Given the fact that most of us have experienced “Rocky Horror Picture Show,” the “Mystery Science Theater 3000” TV series, and YouTube re-edits of movie trailers (my favorite is the one that turns “The Shining” into a feel-good film), “What’s Up Tiger Lily?” may seem quaint. However, dismissing it that way would be a shame, because this film still holds up as one of Woody Allen’s funniest efforts.

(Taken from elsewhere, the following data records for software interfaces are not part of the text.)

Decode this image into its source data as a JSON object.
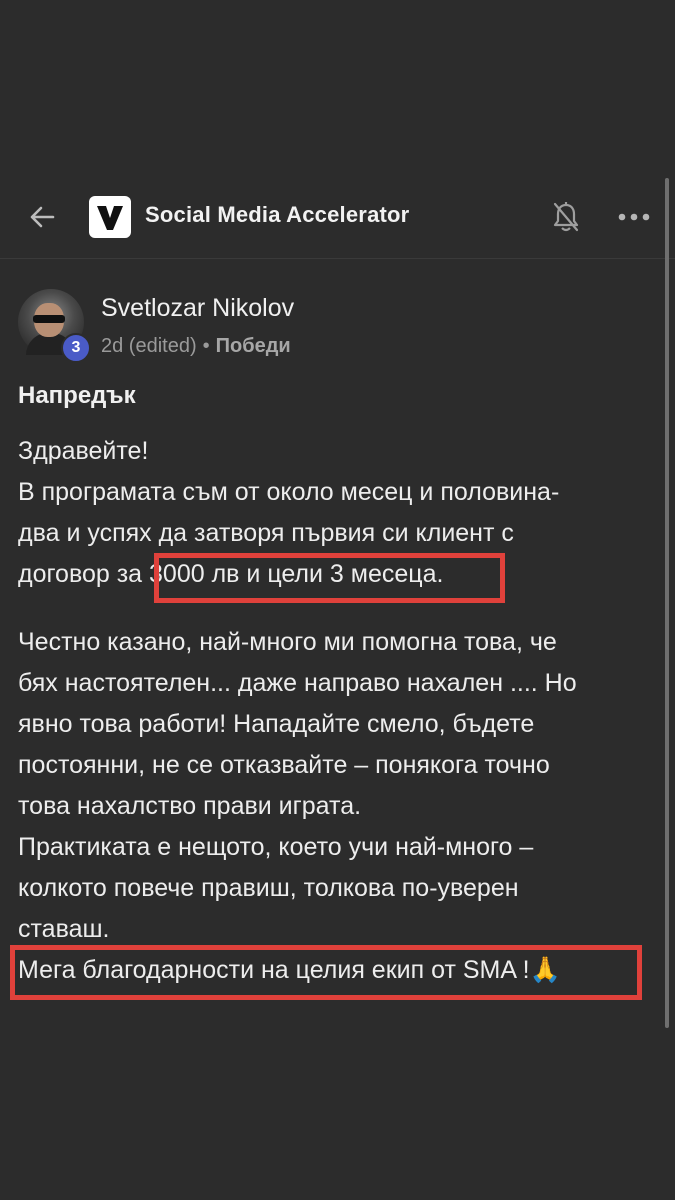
{
  "header": {
    "group_title": "Social Media Accelerator",
    "back_icon": "arrow-left-icon",
    "logo_icon": "sma-logo-icon",
    "notification_icon": "bell-off-icon",
    "more_icon": "more-horizontal-icon"
  },
  "post": {
    "author": "Svetlozar Nikolov",
    "level": "3",
    "time": "2d (edited)",
    "separator": "•",
    "category": "Победи",
    "title": "Напредък",
    "paragraph1": [
      "Здравейте!",
      "В програмата съм от около месец и половина-",
      "два и успях да затворя първия си клиент с"
    ],
    "line4_prefix": "договор за ",
    "line4_highlight": "3000 лв и цели 3 месеца.",
    "paragraph2": [
      "Честно казано, най-много ми помогна това, че",
      "бях настоятелен... даже направо нахален .... Но",
      "явно това работи! Нападайте смело, бъдете",
      "постоянни, не се отказвайте – понякога точно",
      "това нахалство прави играта.",
      "Практиката е нещото, което учи най-много –",
      "колкото повече правиш, толкова по-уверен",
      "ставаш."
    ],
    "last_line": "Мега благодарности на целия екип от SMA !🙏"
  },
  "colors": {
    "background": "#2c2c2c",
    "highlight_border": "#e0413b",
    "level_badge": "#4a5bc7"
  }
}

Yes, Allen went for broad humor here, as opposed to the sharp wit he’s known for, but the way he reassembled footage from two existing Japanese spy films and then inserted his own dialogue is really quite brilliant. The storyline is scattershot, but the main thrust involves a search for the world’s greatest egg salad recipe, which was stolen from the Grand Exalted High Majah of Raspur. He hires lovable rogue Phil Moskowitz to find it, but Phil has to contend with Shepherd Wong and Wing Fat, rival gangsters who want the receipe for themselves. Along the way, we learn that Moskowitz is a ladies’ man.
The film careens from one goofy scene to the next, with an unbilled cast providing lines that perfectly fit the new context of the storyline and characters. Moskowitz in particular sounds just right, and I love the way Allen timed the new dialogue so it matched the movements onscreen, sometimes even circling around to reference previous events. Unfortunately, the producers insisted on sticking The Lovin’ Spoonful into the movie, so you’ll have to sit through a pair of musical numbers that serve no purpose.
This DVD is the same as the one issued in 2003, except it includes both the original theatrical soundtrack and an alternate one that was created for home video and TV airings back in the 80s. The differences between the two are minor, but if you want to peruse them easily, there’s an option in the Special Features section that lets you do that.
Finally, the disc includes a text filmography for Allen that wasn’t updated for the movies he’s released since 2003. As is typically the case with his movies on DVD, Allen doesn’t provide a commentary or any interviews, so I wouldn’t hold out for a jam-packed Special Edition. His films always receive this kind of bare-bones treatment.